The following is an excerpt from The Professor from "Almost No Memory" (Farrar, Straus, Giroux, 1997).
A few years ago, I used to tell myself I wanted to marry a cowboy. Why shouldn't I say this to myself--living alone, excited by the brown landscape, sometimes noticing a cowboy in a pickup truck in my rearview mirror, as I drove on the broad highways of the West Coast? In fact, I realize I would still like to marry a cowboy, though by now I'm living in the East and married already to someone who is not a cowboy.
But what would a cowboy want with a woman like me--an English professor, the daughter of another English professor, not very easygoing? If I have a drink or two, I'm more easygoing, but I still speak correctly and don't know how to joke with people unless I know them well, and often these are university people or the people they live with, who also speak correctly. Although I don't mind them, I feel cut off from all the other people in this country--to mention only this country.
I told myself I liked the way cowboys dressed, starting with the hat, and how comfortable they were in their clothes, so practical, having to do with their work. Many professors seem to dress the way they think a professor should dress, without any real interest or love. Their clothes are too tight or else a few years out of style and just add to the awkwardness of their bodies.
After I was hired to teach for the first time, I bought a briefcase, and then after I started teaching I carried it through the halls like the other professors. I could see that the older professors, mostly men but also some women, were no longer aware of the importance of their briefcases, and that the younger women pretended they weren't aware of it, but the younger men carried their briefcases like trophies.
At that same time, my father began sending me thick envelopes containing material he thought would help me in my classes, including exercises to assign and quotes to use. I didn't read more than a few pages sometimes when I was feeling strong. How could an old professor try to teach a young professor? Didn't he know I wouldn't be able to carry my briefcase through the halls and say hello to my colleagues and students and then go home and read the instructions of the old professor?
In fact, I liked teaching because I liked telling other people what to do. In those days it seemed clearer to me than it does now that if I did something a certain way, it had to be right for other people, too.
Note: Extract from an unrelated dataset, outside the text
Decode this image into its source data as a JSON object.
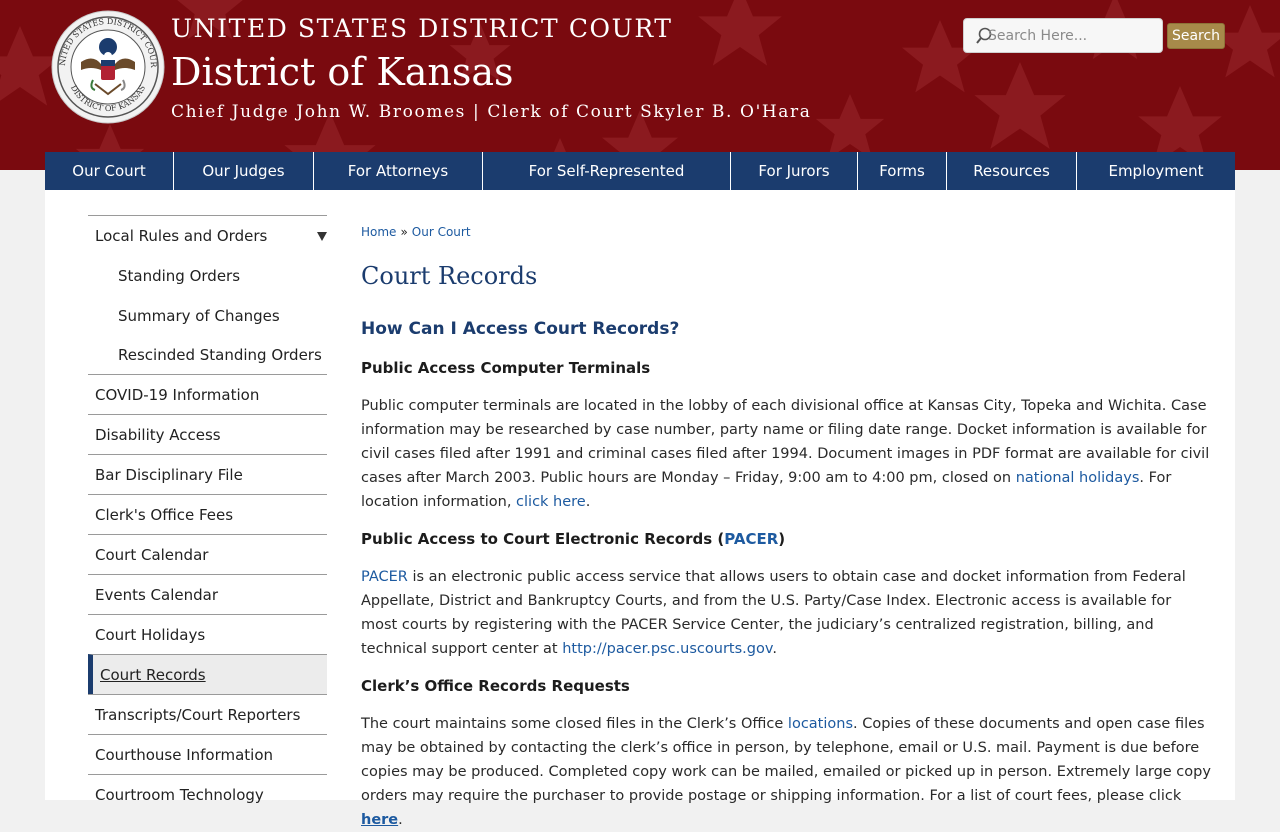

I was so convinced of it that my students were convinced, too. Still, though I was a teacher outside, I was something else inside. Some of the old professors were also old professors inside, but inside, I wasn't even a young professor. I looked like a woman in glasses, but I had dreams of leading a very different kind of life, the life of a woman who would not wear glasses, the kind of woman I saw from a distance now and then in a bar.
About the Interviewer
Mark Budman was born and raised in the former Soviet Union, but now resides in New York State. His fiction and poetry have appeared or are scheduled to appear in Mississippi Review, Virginia Quarterly, Iowa Review, Happy, Exquisite Corpse, Web Del Sol, McSweeney's, Conversely, and elsewhere. He is the publisher of the flash (short-shorts) fiction magazine Vestal Review. His novel Seven Pillows is represented by Harold Ober Agency.